Night-time sleep improves infants' skills



Night-time sleep improves infants` skills
Washington: A new longitudinal study, carried out by researchers at the University of Montreal and the University of Minnesota, has revealed that babies who get most of their sleep during the night-time develop better skills than infants who sleep mostly during the day.




The study involved 60 Canadian children, at ages 1, 1-1/2 and 2, and analysed the effects of infants` sleep on executive functioning.





In children, executive functioning includes the ability of controlling impulses, of remembering things and of showing mental flexibility.




Even though researchers knew that executive functioning develops rapidly between a child`s first and sixth birthday, they had no idea why there were some kids who are better than others at acquiring these skills.




When the children were one year old and one and a half year old, their mothers filled out three-day sleep diaries, noting hour-by-hour patterns, nighttime wakings and daytime naps.
Six months later, the researchers assessed the children`s executive functioning skills, and found that kids who slept mostly during the night had better results at the test tasks, especially those involving impulse controls.




They then considered factors like the parents` income and education, and the infants` general cognitive skills, and concluded that the relationship between the children`s skills and sleep remained unchanged.




The overall sleeping time and the number of times the children woke up at night had no connection to their executive functioning skills.




"We found that infants` sleep is associated with cognitive functions that depend on brain structures that develop rapidly in the first two years of life," said Annie Bernier, professor of psychology at the University of Montreal.




"This may imply that good night-time sleep in infancy sets in motion a cascade of neural effects that has implications for later executive skills.




These findings add to previous research with school-age children, which has shown that sleep plays a role in the development of higher-order cognitive functions that involve the brain`s prefrontal cortex," she added.

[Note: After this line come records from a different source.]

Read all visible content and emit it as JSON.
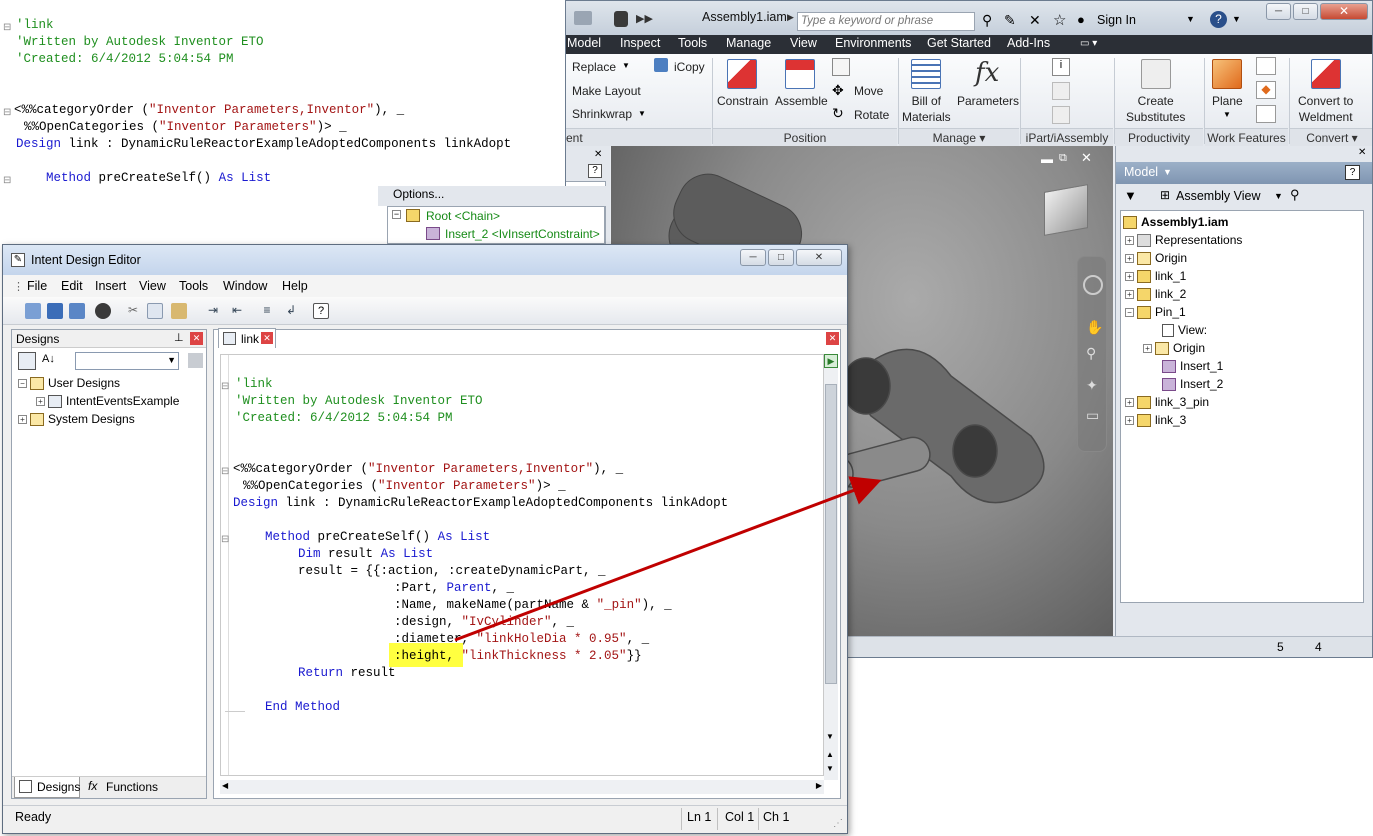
{
  "bg_code": {
    "line1": "'link",
    "line2": "'Written by Autodesk Inventor ETO",
    "line3": "'Created: 6/4/2012 5:04:54 PM",
    "line4_a": "<%%categoryOrder (",
    "line4_b": "\"Inventor Parameters,Inventor\"",
    "line4_c": "), _",
    "line5_a": "%%OpenCategories (",
    "line5_b": "\"Inventor Parameters\"",
    "line5_c": ")> _",
    "line6_kw": "Design",
    "line6_a": "link : DynamicRuleReactorExampleAdoptedComponents linkAdopt",
    "line7_kw": "Method",
    "line7_a": "preCreateSelf()",
    "line7_kw2": "As List"
  },
  "inventor": {
    "title": "Assembly1.iam",
    "search_placeholder": "Type a keyword or phrase",
    "sign_in": "Sign In",
    "menu": [
      "Model",
      "Inspect",
      "Tools",
      "Manage",
      "View",
      "Environments",
      "Get Started",
      "Add-Ins"
    ],
    "ribbon": {
      "replace": "Replace",
      "icopy": "iCopy",
      "make_layout": "Make Layout",
      "shrinkwrap": "Shrinkwrap",
      "constrain": "Constrain",
      "assemble": "Assemble",
      "move": "Move",
      "rotate": "Rotate",
      "bom_1": "Bill of",
      "bom_2": "Materials",
      "parameters": "Parameters",
      "create_1": "Create",
      "create_2": "Substitutes",
      "plane": "Plane",
      "convert_1": "Convert to",
      "convert_2": "Weldment",
      "groups": {
        "component": "ent",
        "position": "Position",
        "manage": "Manage",
        "ipart": "iPart/iAssembly",
        "productivity": "Productivity",
        "work_features": "Work Features",
        "convert": "Convert"
      }
    },
    "browser": {
      "options": "Options...",
      "root": "Root <Chain>",
      "insert": "Insert_2 <IvInsertConstraint>"
    },
    "model_panel": {
      "title": "Model",
      "view": "Assembly View",
      "tree": [
        "Assembly1.iam",
        "Representations",
        "Origin",
        "link_1",
        "link_2",
        "Pin_1",
        "View:",
        "Origin",
        "Insert_1",
        "Insert_2",
        "link_3_pin",
        "link_3"
      ]
    },
    "status": {
      "a": "5",
      "b": "4"
    }
  },
  "ide": {
    "title": "Intent Design Editor",
    "menu": [
      "File",
      "Edit",
      "Insert",
      "View",
      "Tools",
      "Window",
      "Help"
    ],
    "designs_title": "Designs",
    "tree": [
      "User Designs",
      "IntentEventsExample",
      "System Designs"
    ],
    "tabs_bottom": [
      "Designs",
      "Functions"
    ],
    "editor_tab": "link",
    "status": {
      "ready": "Ready",
      "ln": "Ln 1",
      "col": "Col 1",
      "ch": "Ch 1"
    },
    "code": {
      "c1": "'link",
      "c2": "'Written by Autodesk Inventor ETO",
      "c3": "'Created: 6/4/2012 5:04:54 PM",
      "l4a": "<%%categoryOrder (",
      "l4b": "\"Inventor Parameters,Inventor\"",
      "l4c": "), _",
      "l5a": "%%OpenCategories (",
      "l5b": "\"Inventor Parameters\"",
      "l5c": ")> _",
      "l6kw": "Design",
      "l6a": "link : DynamicRuleReactorExampleAdoptedComponents linkAdopt",
      "l7kw": "Method",
      "l7a": "preCreateSelf()",
      "l7kw2": "As List",
      "l8kw": "Dim",
      "l8a": "result",
      "l8kw2": "As List",
      "l9a": "result = {{:action, :createDynamicPart, _",
      "l10a": ":Part,",
      "l10kw": "Parent",
      "l10b": ", _",
      "l11a": ":Name, makeName(partName &",
      "l11s": "\"_pin\"",
      "l11b": "), _",
      "l12a": ":design,",
      "l12s": "\"IvCylinder\"",
      "l12b": ", _",
      "l13a": ":diameter,",
      "l13s": "\"linkHoleDia * 0.95\"",
      "l13b": ", _",
      "l14a": ":height,",
      "l14s": "\"linkThickness * 2.05\"",
      "l14b": "}}",
      "l15kw": "Return",
      "l15a": "result",
      "l16kw": "End Method"
    }
  },
  "colors": {
    "comment": "#1f8f1f",
    "keyword": "#1a1ad0",
    "string": "#a31515",
    "highlight": "#ffff40",
    "arrow": "#c00000"
  }
}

The research is published in the November/December 2010 issue of the journal Child Development.



ANI